Furthermore, the elucidation of the excitatory cortical connectivity is largely dependent on the knowledge of the types of excitatory neurons. In recent years (see above) it has become increasingly more evident that there is a large degree of diversity in excitatory neurons of the neocortex (in addition to the well-known diversity of inhibitory interneurons, see e.g., Ascoli et al., 2008) and that these different types of excitatory neurons have very distinct properties and functional roles in the cortical microcircuitry. For example in their target region and neuron specificity.
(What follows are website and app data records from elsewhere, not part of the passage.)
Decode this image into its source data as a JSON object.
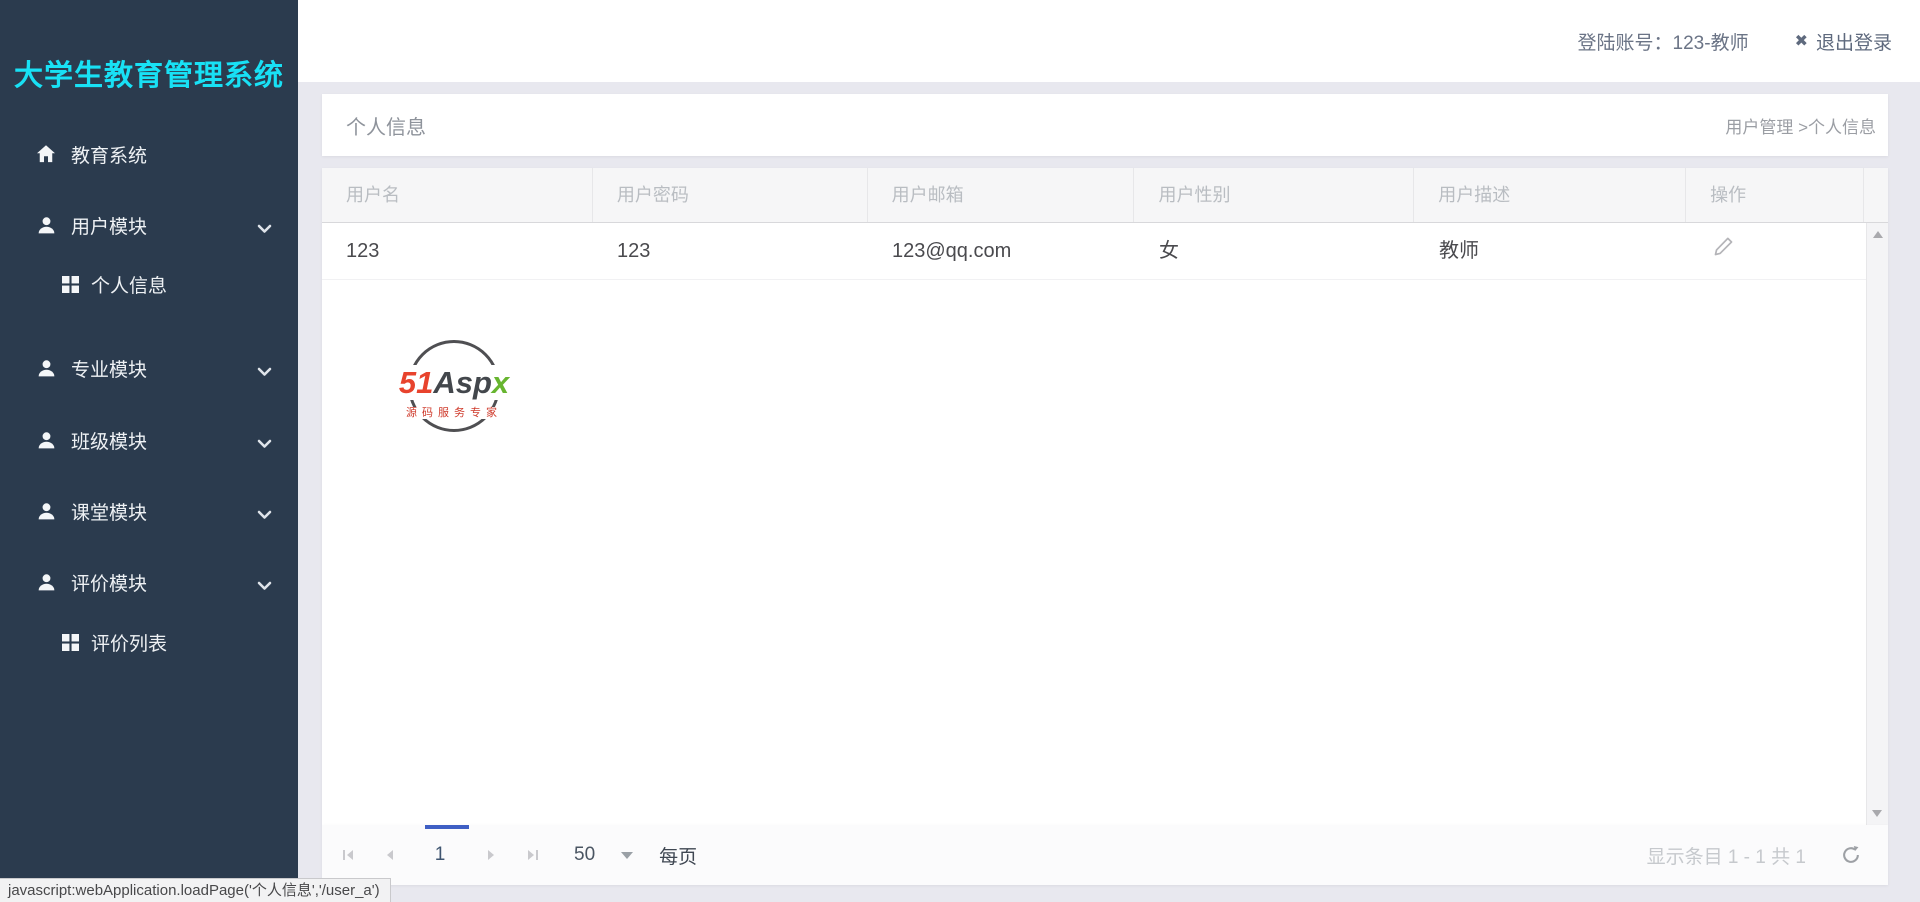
{
  "app": {
    "title": "大学生教育管理系统"
  },
  "topbar": {
    "account_label": "登陆账号：123-教师",
    "logout_icon": "✖",
    "logout_label": "退出登录"
  },
  "sidebar": {
    "items": [
      {
        "label": "教育系统",
        "icon": "home-icon",
        "level": "top",
        "chevron": false
      },
      {
        "label": "用户模块",
        "icon": "user-icon",
        "level": "top",
        "chevron": true
      },
      {
        "label": "个人信息",
        "icon": "grid-icon",
        "level": "sub",
        "chevron": false
      },
      {
        "label": "专业模块",
        "icon": "user-icon",
        "level": "top",
        "chevron": true
      },
      {
        "label": "班级模块",
        "icon": "user-icon",
        "level": "top",
        "chevron": true
      },
      {
        "label": "课堂模块",
        "icon": "user-icon",
        "level": "top",
        "chevron": true
      },
      {
        "label": "评价模块",
        "icon": "user-icon",
        "level": "top",
        "chevron": true
      },
      {
        "label": "评价列表",
        "icon": "grid-icon",
        "level": "sub",
        "chevron": false
      }
    ]
  },
  "breadcrumb": {
    "title": "个人信息",
    "path": "用户管理 >个人信息"
  },
  "table": {
    "columns": [
      "用户名",
      "用户密码",
      "用户邮箱",
      "用户性别",
      "用户描述",
      "操作"
    ],
    "rows": [
      {
        "username": "123",
        "password": "123",
        "email": "123@qq.com",
        "gender": "女",
        "description": "教师"
      }
    ]
  },
  "watermark": {
    "part_51": "51",
    "part_asp": "Asp",
    "part_x": "x",
    "subtitle": "源码服务专家"
  },
  "pagination": {
    "current_page": "1",
    "page_size": "50",
    "per_page_label": "每页",
    "summary": "显示条目 1 - 1 共 1"
  },
  "statusbar": {
    "text": "javascript:webApplication.loadPage('个人信息','/user_a')"
  },
  "colors": {
    "sidebar_bg": "#2b3b4e",
    "brand_cyan": "#18e1f5",
    "accent_blue": "#3f5fc4",
    "logo_red": "#e8432d",
    "logo_green": "#67b52f"
  }
}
We are just beginning to unravel this diversity and much more work needs to be done to understand how it impacts on our view on cortical connectivity not only in the barrel cortex but also with other cortical regions.
Finally, the synaptic activity in the barrel cortex (and those in other cortical areas) is highly dynamic because it fluctuates slowly between depolarized “up” states and hyperpolarized “down” states (Steriade et al., 1993; Cowan and Wilson, 1994; Petersen et al., 2003; Brecht et al., 2004; Haider et al., 2006; Waters and Helmchen, 2006; for reviews see Destexhe et al., 2003; Buzsaki and Draguhn, 2004); a point that has not been discussed here. These fluctuations are under the control of neuromodulators such as acetylcholine and noradrenaline, (Eggermann and Feldmeyer, 2009; Constantinople and Bruno, 2011) which are released during different behavioral states such as sleep, arousal, and attention. Neuromodulators show a cell-specific effect on neuronal cell types and synaptic connections (e.g., Eggermann and Feldmeyer, 2009), for example with respect to the release probability and synaptic efficacy. Synaptic networks in the barrel cortex and other cortical areas are therefore not stable but highly dynamic and the synaptic weight in cortical microcircuits may change considerably. For future studies of cortical connectivity such connection-specific changes should be taken into account if one wants to understand the cellular correlates during different behavioral states.
The author declares that the research was conducted in the absence of any commercial or financial relationships that could be construed as a potential conflict of interest.
I would like to thank Dr. Ted Abel for reading a previous version of the manuscript. Furthermore, I would also like to thank Dr. Gabriele Radnikow for many helpful suggestions and careful reading of the final version of this manuscript. This work was supported by the Helmholtz Foundation and project grants from the Helmholtz Alliance on Systems Biology and the DFG Research Group “Barrel Cortex Function.”